What Happens When A Car Accident Defendant Goes Bankrupt?

I was thinking about this topic because Monday morning I found myself in a very unusual place for a personal injury lawyer- United States Bankruptcy Court. How did I end up there?

I have an auto accident injury case pending in the Circuit Court for Charles County. I represent a plaintiff who was injured when another driver rear-ended her. During the course of litigation, it came out that the defendant had a pending bankruptcy claim.

Defense counsel filed a Suggestion of Bankruptcy in the state court case. Pursuant to federal law, that case was stayed until resolution of the bankruptcy. This would be a bad thing because it would mean that my injured plaintiff would wait more or less indefinitely to get her case moving.

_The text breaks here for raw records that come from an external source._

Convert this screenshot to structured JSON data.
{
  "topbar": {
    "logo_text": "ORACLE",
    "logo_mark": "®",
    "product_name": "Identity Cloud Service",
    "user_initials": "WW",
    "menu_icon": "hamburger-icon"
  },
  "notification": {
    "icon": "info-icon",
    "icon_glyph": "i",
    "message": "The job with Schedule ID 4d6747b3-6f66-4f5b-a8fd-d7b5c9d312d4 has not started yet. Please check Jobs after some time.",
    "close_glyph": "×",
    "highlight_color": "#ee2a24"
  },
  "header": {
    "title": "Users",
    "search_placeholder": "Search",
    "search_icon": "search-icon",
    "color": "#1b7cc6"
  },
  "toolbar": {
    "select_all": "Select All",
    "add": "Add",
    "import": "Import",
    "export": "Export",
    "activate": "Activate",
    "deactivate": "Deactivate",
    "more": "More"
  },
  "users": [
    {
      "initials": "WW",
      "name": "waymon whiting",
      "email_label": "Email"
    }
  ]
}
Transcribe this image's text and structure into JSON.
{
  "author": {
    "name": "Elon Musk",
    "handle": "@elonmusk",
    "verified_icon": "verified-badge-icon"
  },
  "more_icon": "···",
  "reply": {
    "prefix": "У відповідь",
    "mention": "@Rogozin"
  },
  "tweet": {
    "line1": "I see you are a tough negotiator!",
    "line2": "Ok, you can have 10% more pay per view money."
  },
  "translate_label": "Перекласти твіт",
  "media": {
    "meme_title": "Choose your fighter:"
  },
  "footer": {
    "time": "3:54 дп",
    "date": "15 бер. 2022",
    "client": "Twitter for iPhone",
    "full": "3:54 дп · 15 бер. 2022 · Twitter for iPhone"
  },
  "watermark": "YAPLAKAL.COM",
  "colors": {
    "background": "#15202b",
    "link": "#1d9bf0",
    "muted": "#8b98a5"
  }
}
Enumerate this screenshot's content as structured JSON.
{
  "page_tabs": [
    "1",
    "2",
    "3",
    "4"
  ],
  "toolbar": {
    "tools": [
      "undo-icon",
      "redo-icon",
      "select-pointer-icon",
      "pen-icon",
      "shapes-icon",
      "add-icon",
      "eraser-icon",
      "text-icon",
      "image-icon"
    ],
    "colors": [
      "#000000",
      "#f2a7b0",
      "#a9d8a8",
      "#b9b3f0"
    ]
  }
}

There’s a way around this problem. Upon proper motion, the bankruptcy court may lift the stay, where the loss is covered by insurance, up to the limit of the policy. This is because, under those circumstances, the claim has no potential impact on the bankrupt estate. Once the bankruptcy court enters an order lifting the stay, the thing to do is file a motion in the state court asking that the action no longer be stayed, and that if needed, the court amends the scheduling order to account of all the time that went by because of the bankruptcy stay. Hopefully that will get my case moving again.

The experience got me thinking about appearing in unfamiliar courts in general. I’m no bankruptcy lawyer. Over my career, I’ve set foot in a bankruptcy court precisely one other time. So what I did Monday is what I do every time I have to appear in a court I don’t know very well.

First, I got there early. This lets me get the lay of the land and allows for a trip to the clerk’s office if I need help figuring out what room the hearing is in (which in this case, I did). Second, I get into the courtroom as early as possible and check in with the clerk. I do this for two reasons. It lets me tell the clerk that I am here and inform them as to the nature of my appearance before the court. This matters, because in terms of docket efficiency, the court will often take uncontested or preliminary matters at the beginning of the docket. Most importantly, this is my chance to ask the clerk how the court is run. What does this judge need? Where am I to stand? Are there any procedures particular to this court?

Court clerks always seem happy to help polite and respectful attorneys with this sort of “scouting report”. It really does help, as I could get my matter called second on the docket, I knew the court’s preferred procedure, and I found out that in the future, if the motion was uncontested, I could call ahead and the matter would be handled with no need for me to appear. It ended up being a very useful five minutes talking with the clerk. I recommend doing this any time you have to appear in a court you don’t know very well.